This article was published in the Winter 2019 issue
by Jeff McClean, Wealth Advisor, & Josh Rogers, Senior Wealth Planning Strategist,
As Utah’s technology sector continues to grow, and creates a reputation far beyond Utah’s borders, investors and companies from all over the world have focused their attention on Utah’s fast-growing tech companies. An incredible byproduct of this attention has been money pouring into Utah for funding rounds, acquisitions by global companies and private equity firms, and successful initial public offerings. As a result, Utah’s tech founders and executives have benefited financially in ways that are a regular occurrence in Silicon Valley, yet are still a new phenomenon on the Silicon Slopes.
With this financial success comes incredible opportunities for founders and executives to enrich their families, their employees, and our community in significant ways. However, the very attributes that help their company succeed – a singular focus of time and energy on their product and employees – can work against them as they approach a liquidity event. Although successful technology leaders plan their product offerings, hiring, real estate, and funding years in advance, many of these same leaders fail to devote the necessary time to their own personal planning. And only when an impending liquidity event approaches do they engage in a mad scramble to plan for what is likely the most important financial event of their lives.
Whether it’s a small amount of shares redeemed during a funding round, a successful sale, or an IPO of the company, acting intentionally and with purpose can pay dividends for your family – well beyond the simple financial benefits. As a best practice, founders and executives should at a minimum annually consider the following questions as they evaluate their own planning:
- Is my company currently organized to maximize the goals of the owners, whatever those goals may be (e.g., maximize value, dominant market position, social good, etc.)?
- How do I hold my ownership in the company personally and is there a better way to achieve my personal goals in planning for future financial benefits?
- What happens to my ownership if I pass away unexpectedly and how do I ensure my family is provided for?
Here are a few thoughts as you consider each of these questions.
Question 1: Is my company currently organized to maximize the goals of the owners, whatever those goals may be (e.g., maximize value, dominant market position, social good, etc.)?
During the life cycle of a startup, the answer to this question may change. At founding, a simple entity structure with straightforward ownership is typically all that is needed as the focus is rightly on building a product and ensuring there is a market for it. Initially, companies may favor a pass-through entity like an LLC. For companies who take early outside funding and strive for growth in shareholder value regardless of profitability, many consider switching to a C corporation, which also may provide personal benefits in the way of qualifying the shares as Qualified Small Business Stock (QSBS)1. As the company raises significant funding, the complexity of the corporate structure will increase as founders and executives look to retain voting rights, operational authority, or veto rights as investors take increasing amounts of ownership. These decisions are critically important for protecting your most important asset.
Question 2: How do I hold my ownership in the company personally and is there a better way to achieve my personal goals in planning for future financial benefits?
After the initial stage of ownership in your individual name, continued success of the company may lead a founder or executive to hold their ownership through a holding company, trusts, or some combination of the two.

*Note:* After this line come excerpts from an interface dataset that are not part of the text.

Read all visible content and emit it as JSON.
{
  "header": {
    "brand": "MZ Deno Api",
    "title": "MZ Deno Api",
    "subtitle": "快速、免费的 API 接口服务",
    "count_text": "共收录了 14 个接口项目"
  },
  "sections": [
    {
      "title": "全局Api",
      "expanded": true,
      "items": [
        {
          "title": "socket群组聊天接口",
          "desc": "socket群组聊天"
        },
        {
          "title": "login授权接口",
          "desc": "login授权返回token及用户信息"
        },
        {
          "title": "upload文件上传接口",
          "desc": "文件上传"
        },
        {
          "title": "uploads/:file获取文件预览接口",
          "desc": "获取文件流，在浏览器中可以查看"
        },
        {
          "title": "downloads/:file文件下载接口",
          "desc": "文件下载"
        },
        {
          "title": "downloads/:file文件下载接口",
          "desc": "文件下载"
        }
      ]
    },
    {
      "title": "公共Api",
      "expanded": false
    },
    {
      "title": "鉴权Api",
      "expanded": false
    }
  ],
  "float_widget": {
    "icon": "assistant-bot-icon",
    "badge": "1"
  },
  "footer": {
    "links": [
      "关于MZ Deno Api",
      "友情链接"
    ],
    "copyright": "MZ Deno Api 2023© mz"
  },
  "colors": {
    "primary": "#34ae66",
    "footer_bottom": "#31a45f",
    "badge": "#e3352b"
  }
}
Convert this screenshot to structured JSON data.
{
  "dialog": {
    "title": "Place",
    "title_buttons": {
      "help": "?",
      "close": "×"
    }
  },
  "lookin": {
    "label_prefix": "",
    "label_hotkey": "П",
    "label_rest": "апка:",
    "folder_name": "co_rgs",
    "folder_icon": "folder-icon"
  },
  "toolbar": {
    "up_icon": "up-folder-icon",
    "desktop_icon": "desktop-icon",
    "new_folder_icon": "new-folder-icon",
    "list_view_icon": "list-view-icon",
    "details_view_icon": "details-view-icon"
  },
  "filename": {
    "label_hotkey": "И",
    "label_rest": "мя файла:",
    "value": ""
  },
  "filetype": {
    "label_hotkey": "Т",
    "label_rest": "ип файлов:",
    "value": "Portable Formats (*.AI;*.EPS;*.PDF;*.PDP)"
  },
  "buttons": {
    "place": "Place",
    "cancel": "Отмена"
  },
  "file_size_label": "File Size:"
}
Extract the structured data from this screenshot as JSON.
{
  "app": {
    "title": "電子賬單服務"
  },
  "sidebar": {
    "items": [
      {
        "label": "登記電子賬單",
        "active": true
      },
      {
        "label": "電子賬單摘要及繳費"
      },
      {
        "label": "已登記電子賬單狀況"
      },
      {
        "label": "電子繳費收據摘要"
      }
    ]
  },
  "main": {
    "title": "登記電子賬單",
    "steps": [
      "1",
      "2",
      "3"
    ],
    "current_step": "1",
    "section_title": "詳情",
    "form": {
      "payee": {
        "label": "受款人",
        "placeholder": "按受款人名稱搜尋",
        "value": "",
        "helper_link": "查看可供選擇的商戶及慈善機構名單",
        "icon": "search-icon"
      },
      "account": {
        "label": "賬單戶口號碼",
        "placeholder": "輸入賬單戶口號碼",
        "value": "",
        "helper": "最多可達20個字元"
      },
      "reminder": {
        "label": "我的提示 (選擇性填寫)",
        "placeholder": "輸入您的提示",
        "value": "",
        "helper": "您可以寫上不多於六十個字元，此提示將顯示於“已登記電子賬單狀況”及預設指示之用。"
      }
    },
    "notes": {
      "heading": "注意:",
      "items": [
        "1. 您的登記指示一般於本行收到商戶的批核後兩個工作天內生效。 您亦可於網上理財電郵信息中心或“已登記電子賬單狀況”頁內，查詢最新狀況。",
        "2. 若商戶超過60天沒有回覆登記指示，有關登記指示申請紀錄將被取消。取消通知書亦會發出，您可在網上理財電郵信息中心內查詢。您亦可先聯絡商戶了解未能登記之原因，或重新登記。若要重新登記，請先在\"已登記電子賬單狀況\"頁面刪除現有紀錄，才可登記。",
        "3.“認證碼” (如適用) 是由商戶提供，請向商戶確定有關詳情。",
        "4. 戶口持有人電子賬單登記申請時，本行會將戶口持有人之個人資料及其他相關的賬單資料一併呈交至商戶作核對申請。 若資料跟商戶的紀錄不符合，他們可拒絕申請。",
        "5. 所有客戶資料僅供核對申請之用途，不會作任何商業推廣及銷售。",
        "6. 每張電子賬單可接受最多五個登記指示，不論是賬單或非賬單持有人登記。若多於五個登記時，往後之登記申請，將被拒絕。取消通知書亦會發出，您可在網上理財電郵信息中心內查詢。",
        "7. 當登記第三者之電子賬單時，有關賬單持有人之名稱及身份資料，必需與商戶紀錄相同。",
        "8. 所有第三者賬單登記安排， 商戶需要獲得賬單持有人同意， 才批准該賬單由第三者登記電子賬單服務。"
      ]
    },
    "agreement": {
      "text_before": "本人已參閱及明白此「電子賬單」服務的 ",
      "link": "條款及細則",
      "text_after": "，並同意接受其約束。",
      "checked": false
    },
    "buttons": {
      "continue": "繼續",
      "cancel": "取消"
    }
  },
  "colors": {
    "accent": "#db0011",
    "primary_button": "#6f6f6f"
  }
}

Consideration must also be given from a very early stage on how not to hold ownership. For example, holding ownership through an S corporation may limit the owner’s ability later on to take advantage of QSBS planning opportunities. Or, redeeming the shares of a departing co-founder too early, can create QSBS disqualification for all the owners. Trusted and experienced advisors can help counsel first time founders to avoid these pitfalls.
Question 3: What happens to my ownership if I pass away unexpectedly and how do I provide for my family?
Although many of us consider ourselves invincible, with success comes the responsibility to you, your family, your shareholders, and your employees to consider what to do if the unthinkable happens. First, and most importantly, is ensuring your family is taken care of. By far, the most valuable asset of a founder or executive is their ownership in a fast growing company. That ownership, however, does not distribute dividends, is not publicly marketable, and carries significant downside risk. Careful and creative planning is often necessary to ensure an effective transition.
Annual long-term business planning meetings are not only essential for your business – they are imperative for you personally. As we approach 2020, there is no better time than now to circle with your family and trusted advisors to plan for your uncertain future. If you consider the questions above and more questions come to mind, please feel free to email me additional personal planning questions you find essential and why.
1 See Internal Revenue Code Section 1202. For a deeper discussion of QSBS, which is beyond the scope of this article, please feel free to reach out.
Josh Rogers is a Senior Wealth Planning Strategist for Wells Fargo Private Bank. Josh can be reached at Joshua.firstname.lastname@example.org. Jeff McClean is a Wealth Advisor with Wells Fargo Private Bank and a Silicon Slopes Advisory Board member. Jeff can be reached at email@example.com.
Wells Fargo Private Wealth Management provides products and services through Wells Fargo Bank, N.A. and its various affiliates and subsidiaries.
Wells Fargo Bank, N.A. is a bank affiliate of Wells Fargo & Company.
Read the rest of the articles in the Winter 2019 issue of Silicon Slopes Magazine